It was time for me to secretly talk to the neighbor again. I asked why he said the place was haunted. He said prior people living there had “seen things” like the ghostly figure of a woman walking down the interior hallway. I thought to myself it would have been the perfect spot, as the hallway is about 4’ wide, runs the depth of the house, and was dimly lit.
I later found out that most of these stories came from people who not only did serious drugs, but made them in our house too. So that would explain a lot!
House Freshly Painted and the Beginning of the Hardscape:
The center three are our children Katie, Matt & Andrew.
One day I asked another neighbor named Nancy if she’d heard stories about our house being haunted, and I could see the color drain from her face. She said she wasn’t ever going to mention anything about this to us, but she always thought there was a bad vibe to our house. Whoever lived there ended up having serious marital problems and was divorced within a year.
She also told me her prayer group convened together in my backyard and said some prayers prior to us moving in.
It was time to come clean and tell Veronica. I finally blurted it all out. But she very calmly said, “Well, we will have to break that record of people’s marriages falling apart in this house. And if there is a ghost, it is going to love us because we’re going to fix this place up!” I love that woman.

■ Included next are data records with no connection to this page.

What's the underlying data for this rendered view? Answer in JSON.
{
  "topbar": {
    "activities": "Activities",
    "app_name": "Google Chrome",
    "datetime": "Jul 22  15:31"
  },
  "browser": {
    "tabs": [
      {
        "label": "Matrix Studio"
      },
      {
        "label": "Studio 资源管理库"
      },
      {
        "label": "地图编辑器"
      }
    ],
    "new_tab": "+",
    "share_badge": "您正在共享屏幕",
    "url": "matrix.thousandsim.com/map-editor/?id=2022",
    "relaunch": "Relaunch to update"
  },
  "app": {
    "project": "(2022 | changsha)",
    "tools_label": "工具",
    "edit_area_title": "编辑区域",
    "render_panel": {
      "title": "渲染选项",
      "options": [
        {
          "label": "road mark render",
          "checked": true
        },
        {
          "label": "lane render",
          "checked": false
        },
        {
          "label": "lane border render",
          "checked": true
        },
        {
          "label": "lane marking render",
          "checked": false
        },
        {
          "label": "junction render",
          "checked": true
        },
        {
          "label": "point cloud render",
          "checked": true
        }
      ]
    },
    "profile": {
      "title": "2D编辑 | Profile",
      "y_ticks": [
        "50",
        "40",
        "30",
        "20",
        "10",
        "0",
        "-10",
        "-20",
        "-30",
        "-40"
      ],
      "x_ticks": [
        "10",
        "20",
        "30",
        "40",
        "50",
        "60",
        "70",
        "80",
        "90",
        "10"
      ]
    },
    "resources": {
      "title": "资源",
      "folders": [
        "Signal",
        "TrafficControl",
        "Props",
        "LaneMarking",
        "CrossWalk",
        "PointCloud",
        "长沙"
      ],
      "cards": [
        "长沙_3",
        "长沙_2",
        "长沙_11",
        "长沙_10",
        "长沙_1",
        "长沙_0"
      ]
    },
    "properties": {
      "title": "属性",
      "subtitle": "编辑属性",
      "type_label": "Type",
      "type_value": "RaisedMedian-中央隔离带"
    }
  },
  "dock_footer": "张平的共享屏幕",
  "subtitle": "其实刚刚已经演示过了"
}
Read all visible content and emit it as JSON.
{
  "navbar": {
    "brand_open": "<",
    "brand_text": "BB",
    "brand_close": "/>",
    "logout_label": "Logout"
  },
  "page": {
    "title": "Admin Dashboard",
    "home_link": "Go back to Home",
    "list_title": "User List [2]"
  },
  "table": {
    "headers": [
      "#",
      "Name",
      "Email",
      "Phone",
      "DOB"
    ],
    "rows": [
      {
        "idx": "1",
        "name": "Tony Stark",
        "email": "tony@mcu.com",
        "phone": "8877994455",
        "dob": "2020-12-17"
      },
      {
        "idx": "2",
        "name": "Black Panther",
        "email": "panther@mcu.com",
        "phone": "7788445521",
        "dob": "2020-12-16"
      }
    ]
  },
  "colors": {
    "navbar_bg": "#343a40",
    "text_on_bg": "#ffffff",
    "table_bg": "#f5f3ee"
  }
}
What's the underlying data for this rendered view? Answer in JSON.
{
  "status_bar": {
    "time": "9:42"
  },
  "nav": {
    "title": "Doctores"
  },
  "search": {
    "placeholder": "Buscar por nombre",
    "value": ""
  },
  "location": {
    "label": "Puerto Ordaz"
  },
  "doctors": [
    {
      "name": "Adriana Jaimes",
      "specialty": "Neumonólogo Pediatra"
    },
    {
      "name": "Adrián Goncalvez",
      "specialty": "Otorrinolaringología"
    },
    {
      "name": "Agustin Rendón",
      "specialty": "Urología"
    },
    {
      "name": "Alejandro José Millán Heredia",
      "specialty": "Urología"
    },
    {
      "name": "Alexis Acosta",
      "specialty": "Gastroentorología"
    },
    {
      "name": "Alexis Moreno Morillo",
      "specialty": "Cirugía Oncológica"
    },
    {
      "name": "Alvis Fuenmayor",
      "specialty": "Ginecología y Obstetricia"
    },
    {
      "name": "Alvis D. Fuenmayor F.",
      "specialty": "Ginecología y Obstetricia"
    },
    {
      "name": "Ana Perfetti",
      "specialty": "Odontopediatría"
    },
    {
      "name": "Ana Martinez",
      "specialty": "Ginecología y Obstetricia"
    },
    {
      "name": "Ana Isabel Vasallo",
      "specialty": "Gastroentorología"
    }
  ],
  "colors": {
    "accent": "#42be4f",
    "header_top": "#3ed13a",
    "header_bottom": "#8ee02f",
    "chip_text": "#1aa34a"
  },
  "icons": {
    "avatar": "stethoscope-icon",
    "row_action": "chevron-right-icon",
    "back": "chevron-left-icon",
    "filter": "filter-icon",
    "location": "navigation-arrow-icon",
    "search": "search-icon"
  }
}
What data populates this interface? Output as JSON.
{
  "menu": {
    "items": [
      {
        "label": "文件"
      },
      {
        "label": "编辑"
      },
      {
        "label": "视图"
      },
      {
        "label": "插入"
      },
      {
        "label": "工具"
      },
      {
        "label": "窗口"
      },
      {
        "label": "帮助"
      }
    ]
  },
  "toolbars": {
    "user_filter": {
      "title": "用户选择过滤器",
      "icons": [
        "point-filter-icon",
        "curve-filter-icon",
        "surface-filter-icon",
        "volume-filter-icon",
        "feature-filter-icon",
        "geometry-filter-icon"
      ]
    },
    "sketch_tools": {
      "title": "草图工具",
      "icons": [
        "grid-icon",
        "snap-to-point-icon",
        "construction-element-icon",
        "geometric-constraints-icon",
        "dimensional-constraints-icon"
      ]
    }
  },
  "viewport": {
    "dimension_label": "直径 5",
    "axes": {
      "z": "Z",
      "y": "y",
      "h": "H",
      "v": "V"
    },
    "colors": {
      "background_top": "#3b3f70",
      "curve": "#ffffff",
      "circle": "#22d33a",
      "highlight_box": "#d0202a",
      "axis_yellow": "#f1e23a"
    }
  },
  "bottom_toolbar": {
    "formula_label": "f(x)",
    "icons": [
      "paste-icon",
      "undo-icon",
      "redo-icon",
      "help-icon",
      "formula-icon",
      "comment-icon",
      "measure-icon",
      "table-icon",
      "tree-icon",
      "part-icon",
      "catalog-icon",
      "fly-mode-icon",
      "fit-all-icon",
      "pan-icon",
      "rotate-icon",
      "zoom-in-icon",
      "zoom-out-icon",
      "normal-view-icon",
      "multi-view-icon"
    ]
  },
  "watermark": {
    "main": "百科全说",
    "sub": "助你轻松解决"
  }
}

The Front of the House Today:
Over the years, our house has been updated and added on to. I’ve spent years replenishing the character that was once stripped away. We designed the hardscape and planted the bougainvillea many moons ago. It’s not so spooky or plain anymore.
We added antique hardware on the front door. The 1920s wrought-iron railings were intentionally made to have bent pickets. We call the railings “the Tim Burton Iron” because it looks like something out of the movie “Nightmare Before Christmas.” We had quite a bit of this iron work and utilized it throughout the house.
The Entrance Today:
Circa 1989: Veronica showing the living room. Note the standard flat 8’ ceiling
The plaster ceiling was flat and we tore it out. We put the kids in hard hats, gave them hammers, and let them go to it. They thought it was great. All beams and wood ceiling were added by us.
The Living Room Today:
We slept in our dining room for a year without a kitchen:
Looking from the new kitchen into the dining room today:
The house used to be very compartmentalized with the original kitchen only being about 9’ x 9’. The beams and corbels were not original to the house. They were savaged and installed by us.
The barn doors were a Craigslist find:
I made the transom window above the barn doors from an old door frame and window salvaged from our remodel.
An old map bought on eBay was framed for the den:
The oak cabinet housing the antique apartment mailboxes/buzzers was made from old flooring I saved during a remodeling project (another weekend project).
Shelving in living room with my great-aunt’s sewing machine:
The balcony was salvaged. I made the floor out of wood and stenciled it.
We nicknamed our original garage, “Garagezilla.” It was dry-rotted and termite eaten, and the minimal foundation was pulling away from the slab, but here it is today:
When we were attending a planning commission meeting to get our plans approved, I saw something that surprised me. There was a summary of our house that stated:
“Local lore says this house is haunted.”
Veronica and I don’t think our house is haunted, though. Maybe Nancy and her prayer group are to thank. Or maybe, like Veronica said, if there is a ghost, it loves us because we actually did fix up that wreck of a house.
Our children are now 25, 26 and 28 years old, and they say they could never sell the house when we are gone. It holds too many memories and will always be home.
My daughter Katie told me that when it comes time for her to buy a house, she wants an old Spanish one because “Nothing else feels like home.” I know exactly what she means.
Many thanks to Bob for taking the time to share the story of his home and photos of all the work they’ve done on it over the years. This has to be one of my favorite before and afters because I think this is the kind of slow evolution most of our houses make — over time, with limited budgets and lots of love. 🙂